A real plan for the town
We now know there is at least one Planning Board that is seriously living up to its name.
Last month, Hanover member Peter Gibson issued a reality check at a meeting where that rarely happens across the county. Gibson spoke of the town’s population loss over the last 20 years, which equates to about 15 to 20 percent.
Currently, about 7,100 residents live in the town. “We need to think about consolidating services … eliminating some of the bureaucracy,” said the Planning Board member. “If we keep losing population, we have got to make changes. If it is not working, we have to find a way to make it work.”
Hanover, fortunately, has seen some changes for the better when it comes to regional initiatives. Silver Creek and the town’s Department of Public Works are reportedly working well together during the trying winter times and the village recently eliminated its Police Department and had the county Sheriff’s Department take over patrols and law enforcement.
Where Hanover is at a loss with its sharing – and it’s no surprise – is in the village of Forestville. Despite an effort to dissolve a chaotic and unorganized village, residents got their dander up enough to put an end to any constructive approach. Their reward is a $250,000 bill that has come due very soon and could bankrupt the village.
Why Gibson’s comment also is so refreshing is that for too many area Planning Boards, its focus is on the status quo by doing a strategic or comprehensive plan. Those usually keep the shrinking municipality as it is without any sacrifices.
Hanover is at least looking at the big picture. The town is not growing, so why not consider real solutions?
At least it is more aggressive than Chautauqua County’s 2020 plan. While consolidations and sharing of services are mentioned, it is not a priority. Instead, that document focuses on a number of positive items that make up our diverse county.
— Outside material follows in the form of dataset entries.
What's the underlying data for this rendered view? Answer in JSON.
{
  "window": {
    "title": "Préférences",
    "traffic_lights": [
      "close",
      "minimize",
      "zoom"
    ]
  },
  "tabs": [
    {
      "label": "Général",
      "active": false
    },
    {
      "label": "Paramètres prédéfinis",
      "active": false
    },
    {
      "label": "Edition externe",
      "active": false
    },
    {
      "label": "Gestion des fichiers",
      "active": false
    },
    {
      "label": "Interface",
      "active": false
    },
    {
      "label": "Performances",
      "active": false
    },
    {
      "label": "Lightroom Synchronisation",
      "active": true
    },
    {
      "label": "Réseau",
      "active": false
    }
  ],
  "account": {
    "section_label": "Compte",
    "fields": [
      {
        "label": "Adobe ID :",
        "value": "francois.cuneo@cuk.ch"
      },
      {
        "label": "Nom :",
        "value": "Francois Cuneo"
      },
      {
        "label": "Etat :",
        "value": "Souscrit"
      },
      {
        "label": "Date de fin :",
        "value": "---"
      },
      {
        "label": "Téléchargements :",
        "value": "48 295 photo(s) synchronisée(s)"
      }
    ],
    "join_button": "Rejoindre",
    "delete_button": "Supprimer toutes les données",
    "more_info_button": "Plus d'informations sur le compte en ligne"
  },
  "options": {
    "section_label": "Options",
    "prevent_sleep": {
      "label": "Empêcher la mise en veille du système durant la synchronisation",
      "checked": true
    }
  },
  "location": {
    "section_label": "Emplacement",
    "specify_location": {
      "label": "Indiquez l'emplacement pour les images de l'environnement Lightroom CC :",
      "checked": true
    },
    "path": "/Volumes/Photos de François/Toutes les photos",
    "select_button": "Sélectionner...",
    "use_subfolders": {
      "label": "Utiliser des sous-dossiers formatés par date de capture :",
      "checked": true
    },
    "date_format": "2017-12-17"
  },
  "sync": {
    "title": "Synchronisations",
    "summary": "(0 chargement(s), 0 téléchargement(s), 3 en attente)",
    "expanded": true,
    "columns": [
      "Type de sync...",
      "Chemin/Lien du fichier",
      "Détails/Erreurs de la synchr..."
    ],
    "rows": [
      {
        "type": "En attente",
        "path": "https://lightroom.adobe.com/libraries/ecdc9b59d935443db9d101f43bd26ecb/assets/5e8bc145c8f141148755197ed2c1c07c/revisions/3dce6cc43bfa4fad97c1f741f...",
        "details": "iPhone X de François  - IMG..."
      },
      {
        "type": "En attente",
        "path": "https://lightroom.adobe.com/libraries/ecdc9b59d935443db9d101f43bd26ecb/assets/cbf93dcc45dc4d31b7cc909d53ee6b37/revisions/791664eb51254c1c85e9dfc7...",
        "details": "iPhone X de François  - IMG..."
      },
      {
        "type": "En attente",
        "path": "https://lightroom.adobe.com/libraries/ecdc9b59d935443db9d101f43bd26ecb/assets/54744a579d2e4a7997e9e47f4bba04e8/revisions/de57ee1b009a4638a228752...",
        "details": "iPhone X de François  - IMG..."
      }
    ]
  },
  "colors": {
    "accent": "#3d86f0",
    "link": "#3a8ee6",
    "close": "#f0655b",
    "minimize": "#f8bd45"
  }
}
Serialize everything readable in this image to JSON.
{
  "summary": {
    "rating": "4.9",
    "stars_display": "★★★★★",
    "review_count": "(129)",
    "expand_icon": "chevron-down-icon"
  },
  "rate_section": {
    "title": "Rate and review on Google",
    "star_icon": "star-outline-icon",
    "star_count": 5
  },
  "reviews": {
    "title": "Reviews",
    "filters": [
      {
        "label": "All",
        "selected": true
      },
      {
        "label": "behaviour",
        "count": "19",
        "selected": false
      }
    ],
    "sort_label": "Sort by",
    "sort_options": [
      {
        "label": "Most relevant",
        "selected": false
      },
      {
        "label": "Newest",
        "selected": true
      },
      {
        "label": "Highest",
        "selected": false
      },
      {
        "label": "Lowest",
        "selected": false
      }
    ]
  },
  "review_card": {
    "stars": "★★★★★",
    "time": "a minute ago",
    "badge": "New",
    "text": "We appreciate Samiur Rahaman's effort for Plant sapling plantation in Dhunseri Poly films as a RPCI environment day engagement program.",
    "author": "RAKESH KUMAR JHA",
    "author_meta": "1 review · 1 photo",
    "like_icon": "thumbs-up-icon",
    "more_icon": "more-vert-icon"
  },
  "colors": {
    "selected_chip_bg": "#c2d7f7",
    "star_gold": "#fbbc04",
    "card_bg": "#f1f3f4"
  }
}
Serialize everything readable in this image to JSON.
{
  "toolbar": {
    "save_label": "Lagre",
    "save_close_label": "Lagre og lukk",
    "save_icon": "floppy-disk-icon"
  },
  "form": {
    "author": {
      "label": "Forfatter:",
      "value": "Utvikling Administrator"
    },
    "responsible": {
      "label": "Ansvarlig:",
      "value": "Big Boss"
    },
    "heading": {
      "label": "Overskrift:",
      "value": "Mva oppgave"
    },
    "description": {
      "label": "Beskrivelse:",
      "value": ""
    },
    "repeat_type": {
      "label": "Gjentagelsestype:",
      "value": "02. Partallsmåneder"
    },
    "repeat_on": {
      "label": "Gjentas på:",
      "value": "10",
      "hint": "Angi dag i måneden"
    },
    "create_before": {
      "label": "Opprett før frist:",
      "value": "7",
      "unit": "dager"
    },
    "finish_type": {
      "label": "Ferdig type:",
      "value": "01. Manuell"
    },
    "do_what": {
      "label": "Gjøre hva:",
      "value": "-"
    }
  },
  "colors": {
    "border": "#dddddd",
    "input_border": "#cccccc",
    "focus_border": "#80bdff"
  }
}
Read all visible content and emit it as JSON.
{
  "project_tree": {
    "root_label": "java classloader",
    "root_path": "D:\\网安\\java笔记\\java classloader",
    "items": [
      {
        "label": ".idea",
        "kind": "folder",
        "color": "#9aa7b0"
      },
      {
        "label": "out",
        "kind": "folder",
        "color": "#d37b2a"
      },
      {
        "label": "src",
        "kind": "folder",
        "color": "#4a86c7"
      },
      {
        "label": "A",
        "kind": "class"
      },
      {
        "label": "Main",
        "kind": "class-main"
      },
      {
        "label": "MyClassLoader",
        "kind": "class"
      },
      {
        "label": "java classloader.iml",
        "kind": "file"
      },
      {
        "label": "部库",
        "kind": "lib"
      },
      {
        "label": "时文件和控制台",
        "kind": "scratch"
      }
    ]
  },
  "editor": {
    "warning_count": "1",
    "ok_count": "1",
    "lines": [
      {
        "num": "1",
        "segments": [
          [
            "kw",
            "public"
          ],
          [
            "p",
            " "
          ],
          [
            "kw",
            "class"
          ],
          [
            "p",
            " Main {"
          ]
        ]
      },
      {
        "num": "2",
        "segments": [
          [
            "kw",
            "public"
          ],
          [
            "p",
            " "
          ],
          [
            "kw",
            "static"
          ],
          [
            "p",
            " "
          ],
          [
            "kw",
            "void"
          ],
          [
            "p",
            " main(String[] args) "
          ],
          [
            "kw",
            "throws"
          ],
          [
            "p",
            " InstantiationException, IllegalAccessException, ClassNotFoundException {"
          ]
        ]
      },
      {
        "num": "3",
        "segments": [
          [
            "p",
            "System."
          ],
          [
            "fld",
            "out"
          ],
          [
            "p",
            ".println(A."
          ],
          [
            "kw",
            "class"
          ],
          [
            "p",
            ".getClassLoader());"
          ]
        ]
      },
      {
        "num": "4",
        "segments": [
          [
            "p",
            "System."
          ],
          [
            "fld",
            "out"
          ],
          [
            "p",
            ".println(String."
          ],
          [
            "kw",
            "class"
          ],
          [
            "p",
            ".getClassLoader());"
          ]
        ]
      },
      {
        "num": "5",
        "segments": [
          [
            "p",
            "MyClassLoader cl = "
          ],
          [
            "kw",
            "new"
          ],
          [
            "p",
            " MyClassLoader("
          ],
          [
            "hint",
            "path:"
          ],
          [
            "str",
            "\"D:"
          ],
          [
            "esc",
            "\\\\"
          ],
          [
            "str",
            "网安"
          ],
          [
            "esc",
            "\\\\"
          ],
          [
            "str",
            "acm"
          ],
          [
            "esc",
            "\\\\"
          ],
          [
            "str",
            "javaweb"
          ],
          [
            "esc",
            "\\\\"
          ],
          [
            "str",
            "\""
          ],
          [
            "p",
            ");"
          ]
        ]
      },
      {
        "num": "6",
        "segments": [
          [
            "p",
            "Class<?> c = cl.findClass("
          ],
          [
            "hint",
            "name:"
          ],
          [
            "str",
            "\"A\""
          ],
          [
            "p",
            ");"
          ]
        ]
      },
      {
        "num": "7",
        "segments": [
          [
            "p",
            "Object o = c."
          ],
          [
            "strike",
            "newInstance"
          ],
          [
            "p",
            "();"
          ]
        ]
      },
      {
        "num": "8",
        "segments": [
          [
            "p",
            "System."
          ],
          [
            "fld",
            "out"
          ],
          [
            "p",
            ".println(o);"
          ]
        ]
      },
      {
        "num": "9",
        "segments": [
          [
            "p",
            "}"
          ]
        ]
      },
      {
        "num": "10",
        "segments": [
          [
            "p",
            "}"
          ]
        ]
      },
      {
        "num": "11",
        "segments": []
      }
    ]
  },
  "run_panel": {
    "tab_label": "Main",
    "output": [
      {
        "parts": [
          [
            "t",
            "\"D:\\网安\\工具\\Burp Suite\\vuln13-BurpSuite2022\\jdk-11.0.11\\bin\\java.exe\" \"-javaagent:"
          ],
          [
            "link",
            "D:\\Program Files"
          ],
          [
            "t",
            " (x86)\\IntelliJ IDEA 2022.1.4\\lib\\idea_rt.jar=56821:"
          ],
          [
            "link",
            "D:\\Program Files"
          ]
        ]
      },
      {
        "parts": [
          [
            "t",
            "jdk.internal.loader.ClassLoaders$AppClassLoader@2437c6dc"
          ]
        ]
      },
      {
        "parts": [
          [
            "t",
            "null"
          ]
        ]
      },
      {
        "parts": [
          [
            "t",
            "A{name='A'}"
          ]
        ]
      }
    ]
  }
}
Let’s celebrate those items, but let’s not be blind to the major impediments of the too many layers of government in this region.
For that, we say thank you to Mr. Gibson. You are looking at your position in a way many elected and appointed officials would rather ignore.